At the recent United Nations High Level Meeting on Wellbeing and Happiness: Defining a New Economic Paradgim, Prime Minister Thinley of Bhutan argued:
We desperately need an economy that serves and nurtures the wellbeing of all sentient beings on earth and human happiness that comes from living life in harmony with the natural world, with our communities and with our inner selves. We need an economy that will serve humanity, not enslave it (Thinley 2011)
This high level consultation is a welcome contribution. However, in order to achieve such a vision, it is clear that older forms of thinking and the idea of the separation between the secular and the sacred must be urgently revisited not only for us but also for our future generations. A new paradigm will only eventuate when our multi-faith ethical resources are deployed to confront the dark-side of the current forces of globalization with their narrowing and dehumanizing aspects that celebrate the culture of cannibalization and unfettered growth at the expense of all else. By examining the MDGs, I have suggested how vital it is for the sacred and secular to come together to make a real difference. A new ethics as I have suggested, forces us to accept our role and place within the phenomenal world where the principles of oneness, interconnectedness and love for all matter is paramount. This new ethical position has to be deeply located in our world and has to be cognizant of the importance of our thoughts, words and actions. If we do not do this, there is a real danger that we will continue to persist in the belief that we are somehow separate and disparate from the rest of humanity and all Creation. We take such a stand at our own peril and at the risk of bequeathing our succeeding generations a future that is fraught with danger.
Butler, Judith, Habermas, Jorgen, Taylor, Charles, West, Cornel (2011). The Power of Religion in the Public Sphere, (New York: Columbia University Press).
Jakobesen, Janet and Pellegrini, Ann, (eds.) (2008). Secularisms, (Durham: Duke University Press).
Mani, Lata (2009). SacredSecular: Contemplative Cultural Critique, (London: Routledge).
Royal Government of Bhutan (2012). The Report of the High-Level Meeting on Wellbeing and Happiness: Defining a New Economic Paradigm. New York: The Permanent Mission of the Kingdom of Bhutan to the United Nations. Thimphu: Office of the Prime Minister.
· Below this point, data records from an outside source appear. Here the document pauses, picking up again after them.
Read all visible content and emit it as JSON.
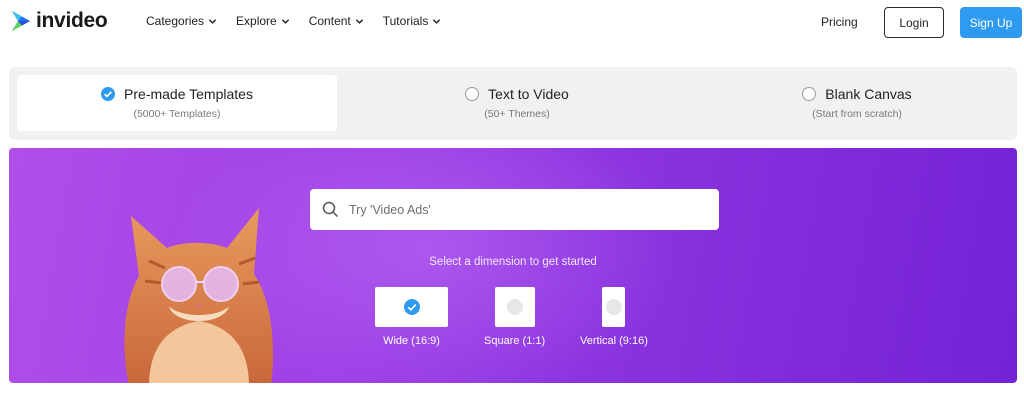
{
  "brand": {
    "name": "invideo"
  },
  "nav": {
    "items": [
      {
        "label": "Categories"
      },
      {
        "label": "Explore"
      },
      {
        "label": "Content"
      },
      {
        "label": "Tutorials"
      }
    ],
    "pricing": "Pricing",
    "login": "Login",
    "signup": "Sign Up"
  },
  "tabs": [
    {
      "title": "Pre-made Templates",
      "subtitle": "(5000+ Templates)",
      "selected": true
    },
    {
      "title": "Text to Video",
      "subtitle": "(50+ Themes)",
      "selected": false
    },
    {
      "title": "Blank Canvas",
      "subtitle": "(Start from scratch)",
      "selected": false
    }
  ],
  "hero": {
    "search_placeholder": "Try 'Video Ads'",
    "dimension_prompt": "Select a dimension to get started",
    "dimensions": [
      {
        "label": "Wide (16:9)",
        "selected": true
      },
      {
        "label": "Square (1:1)",
        "selected": false
      },
      {
        "label": "Vertical (9:16)",
        "selected": false
      }
    ]
  },
  "colors": {
    "accent": "#2f9bf0",
    "hero_start": "#b04ee8",
    "hero_end": "#7422d6",
    "tab_bg": "#f1f1f1"
  },
  "icons": [
    "invideo-logo-icon",
    "chevron-down-icon",
    "check-icon",
    "search-icon"
  ]
}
Weber, Max (1958). The Protestant Ethic and the Spirit of Capitalism, Trans. Talcott Parsons, (New York: Scribners).